Bo Jin holds the halfway lead in the Asia-Pacific Amateur Championship for the second successive year after staying ahead of a charging Ratchanon ‘TK’ Chantananuwat at the Amata Spring Country Club in Chonburi, Thailand, on Friday.
The 20-year-old Oklahoma State University junior finished with a bogey on the par-4 ninth hole, but he did enough good work in a three-under-par 69 round to keep his nose ahead of local star and the highest-ranked player in the field, world No. 12 Chantananuwat, and Korea’s Wooyoung Cho.
Chantananuwat, who said he felt a slight strain in his body from the moment he got up this morning, made a birdie on the sixth hole and followed it up with a stunning 66-foot eagle putt on the par-5 seventh hole. A 68 took him to nine under par, one behind leader Jin.
Like Jin and Chantananuwat, Cho also started from the 10th tee in the morning. The Korean, who finished tied third with Jin in Dubai last year, was on cruise control with five birdies in the first 11 holes before back-to-back bogeys on hole Nos. 3 and 4 pulled him back. He bounced back with birdies on the sixth and seventh for his 67.
Australia’s Karl Vilips (67) and Japan’s Ryuta Suzuki (69) were also among the early starters and finished the day tied fourth at eight-under par 136. They were joined late in the day by James Leow of Singapore (69) and Australia’s Harrison Crowe, who each carded bogeys at the last.
The cut for the championship fell at even par with a total of 54 players from 17 countries securing their places in tomorrow’s third round.
Jin, brother of the 2015 AAC champion Cheng Jin, is ranked 34th on the WAGR. Last year in Dubai, he was leading after rounds of 70 and 64 and had a strong feeling of déjà vu.

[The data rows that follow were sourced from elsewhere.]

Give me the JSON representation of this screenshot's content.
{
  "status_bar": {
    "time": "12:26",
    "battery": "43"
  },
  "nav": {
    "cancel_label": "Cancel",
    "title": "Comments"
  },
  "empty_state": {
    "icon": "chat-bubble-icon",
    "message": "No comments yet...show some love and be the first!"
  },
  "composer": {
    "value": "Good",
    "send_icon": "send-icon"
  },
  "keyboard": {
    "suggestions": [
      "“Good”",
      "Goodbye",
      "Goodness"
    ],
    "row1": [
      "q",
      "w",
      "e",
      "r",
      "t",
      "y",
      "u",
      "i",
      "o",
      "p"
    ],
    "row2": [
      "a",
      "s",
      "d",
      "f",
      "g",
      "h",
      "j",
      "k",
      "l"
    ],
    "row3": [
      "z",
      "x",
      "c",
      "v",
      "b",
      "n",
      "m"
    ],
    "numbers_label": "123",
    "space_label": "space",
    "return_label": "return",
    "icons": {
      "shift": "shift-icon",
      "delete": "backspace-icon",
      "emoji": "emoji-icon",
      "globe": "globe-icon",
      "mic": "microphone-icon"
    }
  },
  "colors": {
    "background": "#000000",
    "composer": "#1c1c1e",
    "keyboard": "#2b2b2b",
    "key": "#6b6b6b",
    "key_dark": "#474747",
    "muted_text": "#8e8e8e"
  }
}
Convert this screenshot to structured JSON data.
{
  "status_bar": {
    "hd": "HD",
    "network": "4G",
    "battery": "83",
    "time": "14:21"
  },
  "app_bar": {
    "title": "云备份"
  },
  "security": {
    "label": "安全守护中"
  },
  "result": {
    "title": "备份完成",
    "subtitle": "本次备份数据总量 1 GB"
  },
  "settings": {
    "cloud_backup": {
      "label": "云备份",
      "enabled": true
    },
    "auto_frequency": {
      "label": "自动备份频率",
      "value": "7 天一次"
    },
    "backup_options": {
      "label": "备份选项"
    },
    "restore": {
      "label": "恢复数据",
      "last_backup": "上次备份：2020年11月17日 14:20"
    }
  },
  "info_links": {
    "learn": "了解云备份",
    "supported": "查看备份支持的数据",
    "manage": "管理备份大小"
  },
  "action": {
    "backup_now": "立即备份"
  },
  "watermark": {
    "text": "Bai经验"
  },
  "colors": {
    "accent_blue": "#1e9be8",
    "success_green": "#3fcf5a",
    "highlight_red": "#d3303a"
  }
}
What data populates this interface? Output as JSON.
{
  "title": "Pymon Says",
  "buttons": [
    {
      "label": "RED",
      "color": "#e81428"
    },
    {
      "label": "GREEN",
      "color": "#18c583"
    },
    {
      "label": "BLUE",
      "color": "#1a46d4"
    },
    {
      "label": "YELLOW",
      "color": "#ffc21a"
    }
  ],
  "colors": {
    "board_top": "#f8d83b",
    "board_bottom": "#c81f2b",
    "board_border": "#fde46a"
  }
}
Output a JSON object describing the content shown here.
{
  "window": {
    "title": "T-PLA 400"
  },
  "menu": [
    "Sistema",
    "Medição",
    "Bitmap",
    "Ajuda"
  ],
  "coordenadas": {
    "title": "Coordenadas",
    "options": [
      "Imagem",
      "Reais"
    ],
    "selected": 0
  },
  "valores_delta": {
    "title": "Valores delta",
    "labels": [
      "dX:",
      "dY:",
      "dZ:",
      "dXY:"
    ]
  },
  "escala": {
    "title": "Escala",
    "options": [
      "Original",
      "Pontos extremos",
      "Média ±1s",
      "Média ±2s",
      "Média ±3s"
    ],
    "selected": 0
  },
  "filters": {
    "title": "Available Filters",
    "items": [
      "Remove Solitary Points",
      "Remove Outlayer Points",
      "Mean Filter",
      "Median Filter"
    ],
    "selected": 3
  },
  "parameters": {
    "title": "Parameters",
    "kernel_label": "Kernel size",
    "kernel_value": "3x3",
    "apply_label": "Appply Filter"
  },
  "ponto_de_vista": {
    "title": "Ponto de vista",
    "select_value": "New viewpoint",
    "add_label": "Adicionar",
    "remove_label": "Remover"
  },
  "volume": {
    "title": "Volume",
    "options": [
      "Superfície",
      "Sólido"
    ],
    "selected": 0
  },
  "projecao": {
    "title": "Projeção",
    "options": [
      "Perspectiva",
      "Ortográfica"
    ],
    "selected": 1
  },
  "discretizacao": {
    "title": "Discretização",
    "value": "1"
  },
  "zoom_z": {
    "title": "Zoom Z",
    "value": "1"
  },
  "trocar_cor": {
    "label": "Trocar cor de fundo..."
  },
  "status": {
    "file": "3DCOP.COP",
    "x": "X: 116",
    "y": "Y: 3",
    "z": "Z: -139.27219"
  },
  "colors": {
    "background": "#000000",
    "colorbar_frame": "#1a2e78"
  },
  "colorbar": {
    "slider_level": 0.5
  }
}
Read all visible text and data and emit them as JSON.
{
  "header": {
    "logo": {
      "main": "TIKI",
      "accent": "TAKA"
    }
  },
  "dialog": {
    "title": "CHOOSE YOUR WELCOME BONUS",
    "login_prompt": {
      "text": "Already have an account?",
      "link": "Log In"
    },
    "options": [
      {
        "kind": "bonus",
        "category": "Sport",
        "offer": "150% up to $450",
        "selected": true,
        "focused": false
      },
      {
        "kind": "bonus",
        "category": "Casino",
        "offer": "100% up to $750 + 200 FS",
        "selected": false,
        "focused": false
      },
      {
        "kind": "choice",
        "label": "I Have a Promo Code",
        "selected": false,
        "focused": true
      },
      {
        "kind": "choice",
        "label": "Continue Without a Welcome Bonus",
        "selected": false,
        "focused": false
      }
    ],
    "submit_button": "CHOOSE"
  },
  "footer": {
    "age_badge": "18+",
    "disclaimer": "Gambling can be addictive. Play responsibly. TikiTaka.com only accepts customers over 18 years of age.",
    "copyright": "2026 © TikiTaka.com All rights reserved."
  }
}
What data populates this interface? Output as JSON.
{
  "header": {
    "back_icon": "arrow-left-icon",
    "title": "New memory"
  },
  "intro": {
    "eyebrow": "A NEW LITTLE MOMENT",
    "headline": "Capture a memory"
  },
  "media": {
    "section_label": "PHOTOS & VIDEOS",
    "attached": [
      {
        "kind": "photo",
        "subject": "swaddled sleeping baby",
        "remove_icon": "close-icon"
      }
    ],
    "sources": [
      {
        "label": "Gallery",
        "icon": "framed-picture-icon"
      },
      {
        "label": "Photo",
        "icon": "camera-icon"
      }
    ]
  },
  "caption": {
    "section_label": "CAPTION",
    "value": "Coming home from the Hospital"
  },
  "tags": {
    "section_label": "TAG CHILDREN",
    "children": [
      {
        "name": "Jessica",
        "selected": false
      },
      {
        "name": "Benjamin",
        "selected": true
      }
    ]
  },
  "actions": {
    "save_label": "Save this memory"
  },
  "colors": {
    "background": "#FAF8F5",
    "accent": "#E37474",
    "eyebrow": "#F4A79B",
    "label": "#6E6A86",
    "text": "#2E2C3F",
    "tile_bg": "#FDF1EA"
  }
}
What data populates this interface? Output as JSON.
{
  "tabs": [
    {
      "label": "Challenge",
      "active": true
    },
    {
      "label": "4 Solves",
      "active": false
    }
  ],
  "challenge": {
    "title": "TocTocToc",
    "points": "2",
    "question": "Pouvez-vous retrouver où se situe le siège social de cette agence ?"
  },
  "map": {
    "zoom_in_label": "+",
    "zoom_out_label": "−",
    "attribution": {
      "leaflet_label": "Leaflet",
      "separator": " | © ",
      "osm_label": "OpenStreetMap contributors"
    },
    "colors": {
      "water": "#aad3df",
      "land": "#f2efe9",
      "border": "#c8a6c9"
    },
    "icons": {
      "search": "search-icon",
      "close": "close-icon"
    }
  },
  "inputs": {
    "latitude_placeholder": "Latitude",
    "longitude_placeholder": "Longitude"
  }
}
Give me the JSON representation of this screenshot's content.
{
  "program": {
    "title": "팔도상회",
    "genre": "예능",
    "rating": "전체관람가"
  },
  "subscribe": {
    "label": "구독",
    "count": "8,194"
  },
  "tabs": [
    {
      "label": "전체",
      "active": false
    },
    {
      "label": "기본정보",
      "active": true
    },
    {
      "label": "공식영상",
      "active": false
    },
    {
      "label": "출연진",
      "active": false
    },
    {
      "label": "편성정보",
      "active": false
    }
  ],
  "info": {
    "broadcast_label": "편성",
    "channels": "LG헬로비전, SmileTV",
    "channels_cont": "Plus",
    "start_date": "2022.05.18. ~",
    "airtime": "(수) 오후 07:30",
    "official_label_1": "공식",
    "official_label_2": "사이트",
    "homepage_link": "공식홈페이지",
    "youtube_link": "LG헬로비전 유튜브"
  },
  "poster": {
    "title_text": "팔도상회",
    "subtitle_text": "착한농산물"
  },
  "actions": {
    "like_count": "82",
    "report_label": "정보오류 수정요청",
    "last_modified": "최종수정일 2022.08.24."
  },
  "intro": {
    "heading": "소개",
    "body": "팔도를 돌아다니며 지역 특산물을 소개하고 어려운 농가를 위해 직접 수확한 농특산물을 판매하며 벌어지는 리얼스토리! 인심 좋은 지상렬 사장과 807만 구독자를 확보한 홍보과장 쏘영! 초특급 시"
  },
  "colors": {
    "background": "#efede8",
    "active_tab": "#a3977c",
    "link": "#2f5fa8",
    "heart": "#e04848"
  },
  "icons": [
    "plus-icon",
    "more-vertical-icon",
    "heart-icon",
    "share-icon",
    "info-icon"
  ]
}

“I am in a great position and am obviously reminded of Dubai. I have played some great golf so far and I hope to do the same over the weekend and finish the job,” said Jin.
“I don’t think I played badly during the weekend in Dubai, but Keita (Nakajima) played much better and won. I just need to do my part properly and we will see how it goes after that.”
A wayward drive led to a bogey on the 16th. It took a beautiful tee shot on Amata Spring’s iconic par-3 17th hole to set up a birdie, which steadied his ship.
Déjà vu for TK
The 15-year-old Chantananuwat was also experiencing déjà vu.
“Funnily enough, the last time I had this issue of my body feeling so tight and pain in the neck, was at the SMBC Singapore Open, where four players could get into The 150th Open. And again this week, we are fighting for a place in The Open,” said Chantananuwat.
“I started with a 68 in Singapore and was right up there. I then had a horrible round of 74 which just killed my chances.
“I was worried because I could not get full rotation of body. The way I hit the ball at the range and started my round, I honestly was preparing myself for an 80. And because of that, I am so happy with my 68. I am just one behind right now, and hopefully, will be in a better condition to battle it out over the weekend.”
There were some incredible results for the region when Subash Tamang (70) became the first player from Nepal to make the cut in the history of the championship on even par, followed moments later by Jantai Malataev (69) on two under par achieving the same feat for Kyrgyzstan.